>>>>>

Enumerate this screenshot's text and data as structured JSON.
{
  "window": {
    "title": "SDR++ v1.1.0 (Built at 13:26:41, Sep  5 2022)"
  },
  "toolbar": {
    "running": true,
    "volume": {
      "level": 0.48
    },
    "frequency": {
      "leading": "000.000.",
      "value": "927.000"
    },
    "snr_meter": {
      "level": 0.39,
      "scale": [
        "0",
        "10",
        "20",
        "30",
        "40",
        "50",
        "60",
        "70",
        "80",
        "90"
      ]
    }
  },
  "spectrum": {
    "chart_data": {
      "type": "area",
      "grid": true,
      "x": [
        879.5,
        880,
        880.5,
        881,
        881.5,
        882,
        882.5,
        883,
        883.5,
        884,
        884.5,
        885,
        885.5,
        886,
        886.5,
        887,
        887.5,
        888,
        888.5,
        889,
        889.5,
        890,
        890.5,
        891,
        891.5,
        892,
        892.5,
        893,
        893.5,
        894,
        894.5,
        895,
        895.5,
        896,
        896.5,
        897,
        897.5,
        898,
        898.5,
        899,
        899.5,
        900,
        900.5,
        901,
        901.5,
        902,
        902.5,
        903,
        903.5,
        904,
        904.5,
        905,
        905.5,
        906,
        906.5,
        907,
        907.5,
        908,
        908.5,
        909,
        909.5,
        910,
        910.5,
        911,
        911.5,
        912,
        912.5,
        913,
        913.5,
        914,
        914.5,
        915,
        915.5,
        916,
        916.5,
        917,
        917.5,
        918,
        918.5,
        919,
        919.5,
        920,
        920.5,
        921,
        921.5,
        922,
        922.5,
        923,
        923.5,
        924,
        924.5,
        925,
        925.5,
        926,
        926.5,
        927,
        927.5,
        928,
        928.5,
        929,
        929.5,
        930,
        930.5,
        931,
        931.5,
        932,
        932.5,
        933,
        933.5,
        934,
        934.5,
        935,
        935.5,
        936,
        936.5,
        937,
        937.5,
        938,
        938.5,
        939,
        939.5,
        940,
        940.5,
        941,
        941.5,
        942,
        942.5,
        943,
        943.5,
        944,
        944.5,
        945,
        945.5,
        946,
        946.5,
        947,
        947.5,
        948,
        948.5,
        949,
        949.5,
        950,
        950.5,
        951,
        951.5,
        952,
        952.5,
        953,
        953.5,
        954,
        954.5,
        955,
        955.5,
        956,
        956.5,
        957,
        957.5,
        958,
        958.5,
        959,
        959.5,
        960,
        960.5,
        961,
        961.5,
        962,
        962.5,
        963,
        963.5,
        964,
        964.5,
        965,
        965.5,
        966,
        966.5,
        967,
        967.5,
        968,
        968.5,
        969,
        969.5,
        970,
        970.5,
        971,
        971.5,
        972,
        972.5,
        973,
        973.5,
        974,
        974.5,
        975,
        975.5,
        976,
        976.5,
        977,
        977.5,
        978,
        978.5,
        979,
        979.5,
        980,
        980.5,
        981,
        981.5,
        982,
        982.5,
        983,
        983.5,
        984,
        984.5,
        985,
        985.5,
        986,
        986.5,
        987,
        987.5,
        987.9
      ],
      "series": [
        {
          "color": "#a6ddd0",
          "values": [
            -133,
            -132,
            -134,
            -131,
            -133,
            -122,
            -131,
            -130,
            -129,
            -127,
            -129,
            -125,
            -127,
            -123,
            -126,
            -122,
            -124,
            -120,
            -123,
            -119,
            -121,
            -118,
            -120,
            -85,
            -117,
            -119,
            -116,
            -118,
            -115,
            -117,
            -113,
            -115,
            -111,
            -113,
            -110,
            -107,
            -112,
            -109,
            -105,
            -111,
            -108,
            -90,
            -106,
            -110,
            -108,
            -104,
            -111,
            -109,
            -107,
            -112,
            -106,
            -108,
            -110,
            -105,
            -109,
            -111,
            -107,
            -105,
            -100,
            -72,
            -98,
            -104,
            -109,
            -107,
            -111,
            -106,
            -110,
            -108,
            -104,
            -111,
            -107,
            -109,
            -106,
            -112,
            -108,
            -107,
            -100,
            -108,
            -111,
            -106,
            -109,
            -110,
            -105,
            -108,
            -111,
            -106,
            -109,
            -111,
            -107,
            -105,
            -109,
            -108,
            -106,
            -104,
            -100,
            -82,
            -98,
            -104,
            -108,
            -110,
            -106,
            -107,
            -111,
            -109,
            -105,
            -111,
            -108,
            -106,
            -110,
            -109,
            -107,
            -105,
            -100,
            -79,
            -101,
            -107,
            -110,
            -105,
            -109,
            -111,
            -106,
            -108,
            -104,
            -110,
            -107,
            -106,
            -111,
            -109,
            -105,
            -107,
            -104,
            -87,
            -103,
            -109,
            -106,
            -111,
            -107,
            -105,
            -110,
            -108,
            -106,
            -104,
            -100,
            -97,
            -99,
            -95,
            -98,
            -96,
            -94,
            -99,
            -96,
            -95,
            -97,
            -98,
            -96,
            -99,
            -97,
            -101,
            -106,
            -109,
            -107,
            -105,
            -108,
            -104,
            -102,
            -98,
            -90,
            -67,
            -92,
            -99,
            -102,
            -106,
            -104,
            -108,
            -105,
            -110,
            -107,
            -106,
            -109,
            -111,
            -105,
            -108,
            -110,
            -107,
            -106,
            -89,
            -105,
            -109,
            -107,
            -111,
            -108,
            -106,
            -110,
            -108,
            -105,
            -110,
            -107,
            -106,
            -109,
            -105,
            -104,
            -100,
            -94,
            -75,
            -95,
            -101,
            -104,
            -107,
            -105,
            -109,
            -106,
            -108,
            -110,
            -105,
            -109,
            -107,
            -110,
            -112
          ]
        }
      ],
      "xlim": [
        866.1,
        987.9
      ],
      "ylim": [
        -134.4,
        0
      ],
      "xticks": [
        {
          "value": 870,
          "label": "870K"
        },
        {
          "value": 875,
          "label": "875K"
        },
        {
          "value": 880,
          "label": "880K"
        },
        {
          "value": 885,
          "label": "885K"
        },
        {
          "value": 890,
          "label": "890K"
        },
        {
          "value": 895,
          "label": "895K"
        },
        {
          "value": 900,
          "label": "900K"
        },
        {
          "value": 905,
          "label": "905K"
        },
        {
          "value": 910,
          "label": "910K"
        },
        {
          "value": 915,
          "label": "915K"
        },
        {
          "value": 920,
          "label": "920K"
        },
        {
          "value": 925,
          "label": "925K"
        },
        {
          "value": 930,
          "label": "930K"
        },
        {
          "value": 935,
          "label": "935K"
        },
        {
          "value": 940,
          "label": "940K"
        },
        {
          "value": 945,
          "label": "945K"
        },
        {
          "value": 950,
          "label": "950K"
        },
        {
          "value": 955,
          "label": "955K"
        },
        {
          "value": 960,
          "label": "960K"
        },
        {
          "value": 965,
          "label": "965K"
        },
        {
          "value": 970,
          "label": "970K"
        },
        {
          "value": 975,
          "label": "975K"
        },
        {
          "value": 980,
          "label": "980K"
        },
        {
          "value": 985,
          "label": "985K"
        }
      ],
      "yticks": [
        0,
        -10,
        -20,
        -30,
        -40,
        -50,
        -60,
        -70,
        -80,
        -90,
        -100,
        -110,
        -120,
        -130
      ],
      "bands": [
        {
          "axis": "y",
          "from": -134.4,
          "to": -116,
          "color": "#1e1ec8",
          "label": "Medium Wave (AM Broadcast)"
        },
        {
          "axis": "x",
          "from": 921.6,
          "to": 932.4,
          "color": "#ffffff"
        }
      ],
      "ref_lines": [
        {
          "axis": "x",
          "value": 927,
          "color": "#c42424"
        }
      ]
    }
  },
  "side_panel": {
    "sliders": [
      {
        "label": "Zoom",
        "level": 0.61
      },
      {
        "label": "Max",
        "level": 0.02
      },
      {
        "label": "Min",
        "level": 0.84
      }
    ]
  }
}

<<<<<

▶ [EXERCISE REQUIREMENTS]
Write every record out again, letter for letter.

▶ [TASK ANSWER]
Enumerate this screenshot's text and data as structured JSON.
{
  "window": {
    "title": "SDR++ v1.1.0 (Built at 13:26:41, Sep  5 2022)"
  },
  "toolbar": {
    "running": true,
    "volume": {
      "level": 0.48
    },
    "frequency": {
      "leading": "000.000.",
      "value": "927.000"
    },
    "snr_meter": {
      "level": 0.39,
      "scale": [
        "0",
        "10",
        "20",
        "30",
        "40",
        "50",
        "60",
        "70",
        "80",
        "90"
      ]
    }
  },
  "spectrum": {
    "chart_data": {
      "type": "area",
      "grid": true,
      "x": [
        879.5,
        880,
        880.5,
        881,
        881.5,
        882,
        882.5,
        883,
        883.5,
        884,
        884.5,
        885,
        885.5,
        886,
        886.5,
        887,
        887.5,
        888,
        888.5,
        889,
        889.5,
        890,
        890.5,
        891,
        891.5,
        892,
        892.5,
        893,
        893.5,
        894,
        894.5,
        895,
        895.5,
        896,
        896.5,
        897,
        897.5,
        898,
        898.5,
        899,
        899.5,
        900,
        900.5,
        901,
        901.5,
        902,
        902.5,
        903,
        903.5,
        904,
        904.5,
        905,
        905.5,
        906,
        906.5,
        907,
        907.5,
        908,
        908.5,
        909,
        909.5,
        910,
        910.5,
        911,
        911.5,
        912,
        912.5,
        913,
        913.5,
        914,
        914.5,
        915,
        915.5,
        916,
        916.5,
        917,
        917.5,
        918,
        918.5,
        919,
        919.5,
        920,
        920.5,
        921,
        921.5,
        922,
        922.5,
        923,
        923.5,
        924,
        924.5,
        925,
        925.5,
        926,
        926.5,
        927,
        927.5,
        928,
        928.5,
        929,
        929.5,
        930,
        930.5,
        931,
        931.5,
        932,
        932.5,
        933,
        933.5,
        934,
        934.5,
        935,
        935.5,
        936,
        936.5,
        937,
        937.5,
        938,
        938.5,
        939,
        939.5,
        940,
        940.5,
        941,
        941.5,
        942,
        942.5,
        943,
        943.5,
        944,
        944.5,
        945,
        945.5,
        946,
        946.5,
        947,
        947.5,
        948,
        948.5,
        949,
        949.5,
        950,
        950.5,
        951,
        951.5,
        952,
        952.5,
        953,
        953.5,
        954,
        954.5,
        955,
        955.5,
        956,
        956.5,
        957,
        957.5,
        958,
        958.5,
        959,
        959.5,
        960,
        960.5,
        961,
        961.5,
        962,
        962.5,
        963,
        963.5,
        964,
        964.5,
        965,
        965.5,
        966,
        966.5,
        967,
        967.5,
        968,
        968.5,
        969,
        969.5,
        970,
        970.5,
        971,
        971.5,
        972,
        972.5,
        973,
        973.5,
        974,
        974.5,
        975,
        975.5,
        976,
        976.5,
        977,
        977.5,
        978,
        978.5,
        979,
        979.5,
        980,
        980.5,
        981,
        981.5,
        982,
        982.5,
        983,
        983.5,
        984,
        984.5,
        985,
        985.5,
        986,
        986.5,
        987,
        987.5,
        987.9
      ],
      "series": [
        {
          "color": "#a6ddd0",
          "values": [
            -133,
            -132,
            -134,
            -131,
            -133,
            -122,
            -131,
            -130,
            -129,
            -127,
            -129,
            -125,
            -127,
            -123,
            -126,
            -122,
            -124,
            -120,
            -123,
            -119,
            -121,
            -118,
            -120,
            -85,
            -117,
            -119,
            -116,
            -118,
            -115,
            -117,
            -113,
            -115,
            -111,
            -113,
            -110,
            -107,
            -112,
            -109,
            -105,
            -111,
            -108,
            -90,
            -106,
            -110,
            -108,
            -104,
            -111,
            -109,
            -107,
            -112,
            -106,
            -108,
            -110,
            -105,
            -109,
            -111,
            -107,
            -105,
            -100,
            -72,
            -98,
            -104,
            -109,
            -107,
            -111,
            -106,
            -110,
            -108,
            -104,
            -111,
            -107,
            -109,
            -106,
            -112,
            -108,
            -107,
            -100,
            -108,
            -111,
            -106,
            -109,
            -110,
            -105,
            -108,
            -111,
            -106,
            -109,
            -111,
            -107,
            -105,
            -109,
            -108,
            -106,
            -104,
            -100,
            -82,
            -98,
            -104,
            -108,
            -110,
            -106,
            -107,
            -111,
            -109,
            -105,
            -111,
            -108,
            -106,
            -110,
            -109,
            -107,
            -105,
            -100,
            -79,
            -101,
            -107,
            -110,
            -105,
            -109,
            -111,
            -106,
            -108,
            -104,
            -110,
            -107,
            -106,
            -111,
            -109,
            -105,
            -107,
            -104,
            -87,
            -103,
            -109,
            -106,
            -111,
            -107,
            -105,
            -110,
            -108,
            -106,
            -104,
            -100,
            -97,
            -99,
            -95,
            -98,
            -96,
            -94,
            -99,
            -96,
            -95,
            -97,
            -98,
            -96,
            -99,
            -97,
            -101,
            -106,
            -109,
            -107,
            -105,
            -108,
            -104,
            -102,
            -98,
            -90,
            -67,
            -92,
            -99,
            -102,
            -106,
            -104,
            -108,
            -105,
            -110,
            -107,
            -106,
            -109,
            -111,
            -105,
            -108,
            -110,
            -107,
            -106,
            -89,
            -105,
            -109,
            -107,
            -111,
            -108,
            -106,
            -110,
            -108,
            -105,
            -110,
            -107,
            -106,
            -109,
            -105,
            -104,
            -100,
            -94,
            -75,
            -95,
            -101,
            -104,
            -107,
            -105,
            -109,
            -106,
            -108,
            -110,
            -105,
            -109,
            -107,
            -110,
            -112
          ]
        }
      ],
      "xlim": [
        866.1,
        987.9
      ],
      "ylim": [
        -134.4,
        0
      ],
      "xticks": [
        {
          "value": 870,
          "label": "870K"
        },
        {
          "value": 875,
          "label": "875K"
        },
        {
          "value": 880,
          "label": "880K"
        },
        {
          "value": 885,
          "label": "885K"
        },
        {
          "value": 890,
          "label": "890K"
        },
        {
          "value": 895,
          "label": "895K"
        },
        {
          "value": 900,
          "label": "900K"
        },
        {
          "value": 905,
          "label": "905K"
        },
        {
          "value": 910,
          "label": "910K"
        },
        {
          "value": 915,
          "label": "915K"
        },
        {
          "value": 920,
          "label": "920K"
        },
        {
          "value": 925,
          "label": "925K"
        },
        {
          "value": 930,
          "label": "930K"
        },
        {
          "value": 935,
          "label": "935K"
        },
        {
          "value": 940,
          "label": "940K"
        },
        {
          "value": 945,
          "label": "945K"
        },
        {
          "value": 950,
          "label": "950K"
        },
        {
          "value": 955,
          "label": "955K"
        },
        {
          "value": 960,
          "label": "960K"
        },
        {
          "value": 965,
          "label": "965K"
        },
        {
          "value": 970,
          "label": "970K"
        },
        {
          "value": 975,
          "label": "975K"
        },
        {
          "value": 980,
          "label": "980K"
        },
        {
          "value": 985,
          "label": "985K"
        }
      ],
      "yticks": [
        0,
        -10,
        -20,
        -30,
        -40,
        -50,
        -60,
        -70,
        -80,
        -90,
        -100,
        -110,
        -120,
        -130
      ],
      "bands": [
        {
          "axis": "y",
          "from": -134.4,
          "to": -116,
          "color": "#1e1ec8",
          "label": "Medium Wave (AM Broadcast)"
        },
        {
          "axis": "x",
          "from": 921.6,
          "to": 932.4,
          "color": "#ffffff"
        }
      ],
      "ref_lines": [
        {
          "axis": "x",
          "value": 927,
          "color": "#c42424"
        }
      ]
    }
  },
  "side_panel": {
    "sliders": [
      {
        "label": "Zoom",
        "level": 0.61
      },
      {
        "label": "Max",
        "level": 0.02
      },
      {
        "label": "Min",
        "level": 0.84
      }
    ]
  }
}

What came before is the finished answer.